Data about app and page elements
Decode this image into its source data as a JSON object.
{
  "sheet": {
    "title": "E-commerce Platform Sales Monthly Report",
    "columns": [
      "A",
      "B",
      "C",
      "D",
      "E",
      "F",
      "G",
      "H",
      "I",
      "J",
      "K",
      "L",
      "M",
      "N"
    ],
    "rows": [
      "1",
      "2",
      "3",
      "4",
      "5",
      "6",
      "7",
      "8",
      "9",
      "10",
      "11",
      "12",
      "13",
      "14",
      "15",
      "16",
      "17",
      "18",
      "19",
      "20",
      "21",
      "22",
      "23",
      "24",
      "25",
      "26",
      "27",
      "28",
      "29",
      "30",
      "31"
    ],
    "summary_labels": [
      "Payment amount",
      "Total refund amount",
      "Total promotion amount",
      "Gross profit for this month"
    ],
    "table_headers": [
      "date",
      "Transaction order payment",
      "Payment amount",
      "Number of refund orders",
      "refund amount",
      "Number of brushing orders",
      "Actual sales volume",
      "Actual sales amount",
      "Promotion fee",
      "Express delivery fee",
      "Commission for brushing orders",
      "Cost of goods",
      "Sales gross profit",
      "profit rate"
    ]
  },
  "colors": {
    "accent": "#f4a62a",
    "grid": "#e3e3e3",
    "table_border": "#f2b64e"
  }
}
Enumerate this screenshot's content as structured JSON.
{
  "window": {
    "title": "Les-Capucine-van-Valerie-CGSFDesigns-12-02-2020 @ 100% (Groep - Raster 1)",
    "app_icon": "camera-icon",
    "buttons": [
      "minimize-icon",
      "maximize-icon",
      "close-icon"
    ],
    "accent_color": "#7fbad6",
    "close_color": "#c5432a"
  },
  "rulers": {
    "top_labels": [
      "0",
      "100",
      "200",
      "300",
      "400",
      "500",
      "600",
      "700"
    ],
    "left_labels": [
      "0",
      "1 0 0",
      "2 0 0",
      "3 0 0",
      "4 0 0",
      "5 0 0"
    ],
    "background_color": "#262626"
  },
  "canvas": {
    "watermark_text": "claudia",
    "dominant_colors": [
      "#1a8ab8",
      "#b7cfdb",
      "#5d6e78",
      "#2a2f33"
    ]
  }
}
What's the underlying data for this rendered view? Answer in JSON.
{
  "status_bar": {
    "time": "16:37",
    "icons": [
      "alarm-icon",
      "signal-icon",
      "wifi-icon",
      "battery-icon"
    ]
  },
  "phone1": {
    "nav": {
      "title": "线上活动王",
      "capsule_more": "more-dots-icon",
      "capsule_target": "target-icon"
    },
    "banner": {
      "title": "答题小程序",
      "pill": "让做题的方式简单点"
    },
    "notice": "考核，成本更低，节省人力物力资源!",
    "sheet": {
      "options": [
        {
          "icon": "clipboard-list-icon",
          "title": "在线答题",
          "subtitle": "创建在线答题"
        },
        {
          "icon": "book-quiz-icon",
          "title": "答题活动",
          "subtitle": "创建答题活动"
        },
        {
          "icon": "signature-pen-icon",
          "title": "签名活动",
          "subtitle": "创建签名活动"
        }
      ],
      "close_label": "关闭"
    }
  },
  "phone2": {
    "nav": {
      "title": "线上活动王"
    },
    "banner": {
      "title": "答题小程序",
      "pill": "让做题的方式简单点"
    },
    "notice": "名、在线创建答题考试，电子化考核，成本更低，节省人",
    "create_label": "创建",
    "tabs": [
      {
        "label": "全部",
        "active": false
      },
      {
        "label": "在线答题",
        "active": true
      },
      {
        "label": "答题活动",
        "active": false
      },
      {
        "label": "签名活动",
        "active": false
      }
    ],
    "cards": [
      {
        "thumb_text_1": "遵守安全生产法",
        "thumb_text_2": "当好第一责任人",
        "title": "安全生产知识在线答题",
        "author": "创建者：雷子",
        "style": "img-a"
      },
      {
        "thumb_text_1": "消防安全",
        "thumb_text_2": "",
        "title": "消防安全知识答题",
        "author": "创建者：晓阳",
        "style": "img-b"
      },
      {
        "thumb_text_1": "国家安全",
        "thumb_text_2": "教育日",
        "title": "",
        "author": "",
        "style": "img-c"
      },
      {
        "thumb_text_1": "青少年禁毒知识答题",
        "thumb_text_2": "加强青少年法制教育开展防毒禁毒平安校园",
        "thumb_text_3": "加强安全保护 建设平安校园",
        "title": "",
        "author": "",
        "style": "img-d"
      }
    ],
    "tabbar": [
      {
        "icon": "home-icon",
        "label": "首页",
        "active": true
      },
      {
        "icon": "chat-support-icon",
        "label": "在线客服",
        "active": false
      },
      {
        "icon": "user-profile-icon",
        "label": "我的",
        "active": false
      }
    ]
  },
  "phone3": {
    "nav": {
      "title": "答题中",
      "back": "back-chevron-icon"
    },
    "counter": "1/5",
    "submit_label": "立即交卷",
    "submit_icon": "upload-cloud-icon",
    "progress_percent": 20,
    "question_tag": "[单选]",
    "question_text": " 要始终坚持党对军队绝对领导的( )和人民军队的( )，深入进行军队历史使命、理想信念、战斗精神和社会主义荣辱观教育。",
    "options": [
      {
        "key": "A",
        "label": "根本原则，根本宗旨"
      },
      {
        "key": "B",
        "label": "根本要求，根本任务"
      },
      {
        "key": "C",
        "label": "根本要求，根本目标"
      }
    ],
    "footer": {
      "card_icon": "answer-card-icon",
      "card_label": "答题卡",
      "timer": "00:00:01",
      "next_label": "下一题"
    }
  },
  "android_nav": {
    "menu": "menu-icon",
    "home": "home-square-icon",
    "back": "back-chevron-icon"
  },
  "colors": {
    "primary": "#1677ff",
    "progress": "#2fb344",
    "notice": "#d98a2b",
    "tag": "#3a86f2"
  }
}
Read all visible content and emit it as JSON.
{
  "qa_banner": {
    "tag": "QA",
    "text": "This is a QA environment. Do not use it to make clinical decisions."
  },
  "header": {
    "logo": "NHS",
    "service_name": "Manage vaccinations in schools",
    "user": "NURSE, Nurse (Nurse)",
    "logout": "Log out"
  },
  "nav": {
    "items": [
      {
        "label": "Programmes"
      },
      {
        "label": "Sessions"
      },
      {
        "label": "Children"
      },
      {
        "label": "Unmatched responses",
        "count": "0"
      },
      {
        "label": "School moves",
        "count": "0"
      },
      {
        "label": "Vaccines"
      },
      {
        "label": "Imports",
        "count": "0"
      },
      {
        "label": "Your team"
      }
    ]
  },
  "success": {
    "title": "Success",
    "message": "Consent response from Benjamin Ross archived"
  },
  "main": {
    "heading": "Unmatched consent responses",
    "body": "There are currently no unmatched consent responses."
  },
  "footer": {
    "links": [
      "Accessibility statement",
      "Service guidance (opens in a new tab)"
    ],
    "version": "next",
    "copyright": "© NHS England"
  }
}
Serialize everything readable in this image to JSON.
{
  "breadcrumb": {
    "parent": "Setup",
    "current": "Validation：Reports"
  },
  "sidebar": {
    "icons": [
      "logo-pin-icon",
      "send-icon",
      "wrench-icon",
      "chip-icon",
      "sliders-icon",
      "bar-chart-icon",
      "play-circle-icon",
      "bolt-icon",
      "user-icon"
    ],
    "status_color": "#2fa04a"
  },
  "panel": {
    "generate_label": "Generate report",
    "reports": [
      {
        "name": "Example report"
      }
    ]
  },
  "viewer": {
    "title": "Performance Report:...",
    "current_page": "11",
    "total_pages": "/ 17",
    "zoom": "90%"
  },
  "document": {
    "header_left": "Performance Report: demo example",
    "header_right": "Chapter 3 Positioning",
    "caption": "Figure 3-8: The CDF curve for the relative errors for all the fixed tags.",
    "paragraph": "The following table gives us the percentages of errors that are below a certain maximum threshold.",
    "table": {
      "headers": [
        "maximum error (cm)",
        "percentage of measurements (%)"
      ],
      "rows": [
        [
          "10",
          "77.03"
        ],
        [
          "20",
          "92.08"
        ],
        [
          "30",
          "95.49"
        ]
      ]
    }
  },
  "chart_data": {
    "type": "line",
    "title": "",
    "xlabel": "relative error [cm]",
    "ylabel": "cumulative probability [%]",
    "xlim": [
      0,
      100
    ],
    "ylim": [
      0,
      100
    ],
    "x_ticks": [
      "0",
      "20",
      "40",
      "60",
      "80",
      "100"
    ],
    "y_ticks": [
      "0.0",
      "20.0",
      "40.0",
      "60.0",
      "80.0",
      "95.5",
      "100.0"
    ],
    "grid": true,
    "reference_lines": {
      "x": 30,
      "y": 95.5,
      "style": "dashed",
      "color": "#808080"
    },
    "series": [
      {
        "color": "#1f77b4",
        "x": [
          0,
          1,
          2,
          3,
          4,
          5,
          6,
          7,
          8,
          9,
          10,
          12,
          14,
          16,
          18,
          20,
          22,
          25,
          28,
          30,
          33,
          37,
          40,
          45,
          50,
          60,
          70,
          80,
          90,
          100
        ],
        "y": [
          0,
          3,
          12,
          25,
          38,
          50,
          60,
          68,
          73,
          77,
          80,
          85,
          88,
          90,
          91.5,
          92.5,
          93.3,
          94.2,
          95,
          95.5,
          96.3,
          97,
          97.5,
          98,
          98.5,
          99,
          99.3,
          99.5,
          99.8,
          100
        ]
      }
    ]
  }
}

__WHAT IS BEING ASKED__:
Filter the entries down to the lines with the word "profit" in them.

__TASK ANSWER__:
      "Gross profit for this month"
      "Sales gross profit",
      "profit rate"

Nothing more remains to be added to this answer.